Temporal lobe epilepsy (TLE), which afflicts more than a million Americans, involves an extraordinary range of behaviors: hallucinations, flashbacks, intense anger and fear, heightened religious feelings, changes in sexual interest, and a compulsion to write or draw. This common but little known neurological disorder reveals clues to one of the greatest scientific riddles of our time, the link between body and mind. Seized chronicles the lives of three ordinary people with TLE: a corporate executive, a small-town attorney, and a former prison inmate and mental patient. Interwoven with these narratives are accounts of doctors’ pioneering efforts to find a cure, from early interventions such as castration and psychosurgery to today’s drug therapies and targeted neurosurgery. LaPlante takes the reader inside the human brain to show how it functions during and between seizures, and how brain changes directly affect behavior and even personality. Rare among diseases, TLE crosses the traditional boundaries between psychology and neurology, and offers clues to the physiological causes of mental illness and mental health. It has suggestive links to creativity: LaPlante narrates the effects of suspected TLE on Moses, Saint Paul, Dostoevsky, Flaubert, van Gogh, and Lewis Carroll. Dostoevsky described in fiction the ecstasy that can precede a TLE seizure; van Gogh’s phenomenal artistic output in the late 1880s is characteristic of TLE. Seized is an invaluable resource for anyone whose life has been touched by epilepsy, and for all who are curious about the uncanny landscape of the brain.
Topics to Consider
1. Temporal lobe epilepsy (TLE) is the most common seizure disorder among adults, affecting an estimated one million Americans, yet it remains little known and discussed. How is it possible that such a common disorder is not widely publicized and therefore not well understood by the public?
2. Describe several of the myriad seizure states that occur in patients with TLE. Have you experienced any of these states?
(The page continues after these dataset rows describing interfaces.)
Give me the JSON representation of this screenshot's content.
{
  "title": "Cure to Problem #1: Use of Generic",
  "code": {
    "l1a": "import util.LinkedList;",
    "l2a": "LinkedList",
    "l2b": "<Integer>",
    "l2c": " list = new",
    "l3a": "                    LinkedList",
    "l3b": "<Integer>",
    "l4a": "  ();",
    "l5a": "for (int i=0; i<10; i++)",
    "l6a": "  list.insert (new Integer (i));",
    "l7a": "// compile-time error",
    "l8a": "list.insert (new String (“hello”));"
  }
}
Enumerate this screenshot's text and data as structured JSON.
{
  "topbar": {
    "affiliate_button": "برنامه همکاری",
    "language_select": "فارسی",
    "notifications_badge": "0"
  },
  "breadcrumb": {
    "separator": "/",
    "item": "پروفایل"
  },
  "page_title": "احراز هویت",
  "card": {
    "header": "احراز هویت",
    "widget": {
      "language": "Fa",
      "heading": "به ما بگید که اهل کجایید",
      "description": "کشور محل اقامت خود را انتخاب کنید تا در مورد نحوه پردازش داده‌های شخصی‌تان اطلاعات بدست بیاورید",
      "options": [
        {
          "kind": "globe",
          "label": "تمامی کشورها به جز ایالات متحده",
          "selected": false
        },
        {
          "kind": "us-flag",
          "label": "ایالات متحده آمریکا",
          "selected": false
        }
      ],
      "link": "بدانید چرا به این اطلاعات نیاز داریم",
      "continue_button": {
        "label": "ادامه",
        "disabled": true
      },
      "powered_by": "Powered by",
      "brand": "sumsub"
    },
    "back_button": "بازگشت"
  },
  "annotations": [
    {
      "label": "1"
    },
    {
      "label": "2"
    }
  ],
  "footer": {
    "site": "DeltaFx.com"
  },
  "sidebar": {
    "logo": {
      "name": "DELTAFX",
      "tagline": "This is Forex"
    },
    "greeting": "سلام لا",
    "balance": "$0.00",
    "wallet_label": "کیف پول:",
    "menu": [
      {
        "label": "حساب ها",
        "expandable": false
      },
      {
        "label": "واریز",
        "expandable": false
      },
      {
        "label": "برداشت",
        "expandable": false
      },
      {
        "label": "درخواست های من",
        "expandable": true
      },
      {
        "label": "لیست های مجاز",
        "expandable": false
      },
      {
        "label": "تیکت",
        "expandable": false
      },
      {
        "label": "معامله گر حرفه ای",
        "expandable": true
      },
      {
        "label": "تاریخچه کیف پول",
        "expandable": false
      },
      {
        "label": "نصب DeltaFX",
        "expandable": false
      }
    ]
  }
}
3. What are the links between TLE and personality traits?
4. Given that these personality traits are not in themselves symptoms of a disorder, how do they compare to the same traits in people who do not have epilepsy? Could the brain mechanisms underlying them be the same?
5. How did the disorder affect famous artists and writers afflicted with it, such as van Gogh, Dostoevsky, Lewis Carroll, and Gustave Flaubert? How might their work have been different without the presence of TLE?
6. Now that you have read about TLE, do you have a different view of psychiatric disorders like depression and psychosis? If so, how?
7. In the twenty years since the publication of Seized, researchers made improvements in treating epilepsy. What are the new therapies, and how well do they work?
About the Author
Eve LaPlante is the author of Marmee & Louisa (2012), Salem Witch Judge (2007), American Jezebel (2004), and Seized (1993), and the editor of My Heart is Boundless (2012), a collection of Abigail May Alcott’s private papers. Visit LaPlante online at www.evelaplante.com.
“A major study … The implications for psychiatry are staggering.” — Publishers Weekly
“In this fascinating account of medical research, LaPlante shows how a brain scar may cause bizarre aggressive or sexual behavior, and works of profound creative imagination.” — Howard Gardner
“The many readers who were intrigued by Oliver Sacks’s The Man Who Mistook His Wife for a Hat will welcome LaPlante’s book. More common yet less familiar than the physical manifestations of grand mal epilepsy, temporal lobe epilepsy (TLE) is a response to abnormal electrical activity in the parts of the brain controlling feeling and memory … LaPlante interweaves the stories of three contemporary sufferers with accounts of famous people who probably had the disease, including Vincent Van Gogh, Soren Kierkegaard, and Lewis Carroll. Does the development of anticonvulsant drugs preclude another Alice in Wonderland? A thoughtful final chapter examines TLE’s conjunction of personality and physiology and its impact on our concepts of personhood, creativity, and free will. Highly recommended.” — Library Journal, starred review
“LaPlante’s descriptions of the human brain are wonderfully concrete, and her empathy for TLE’s victims is clear.” — Kirkus Review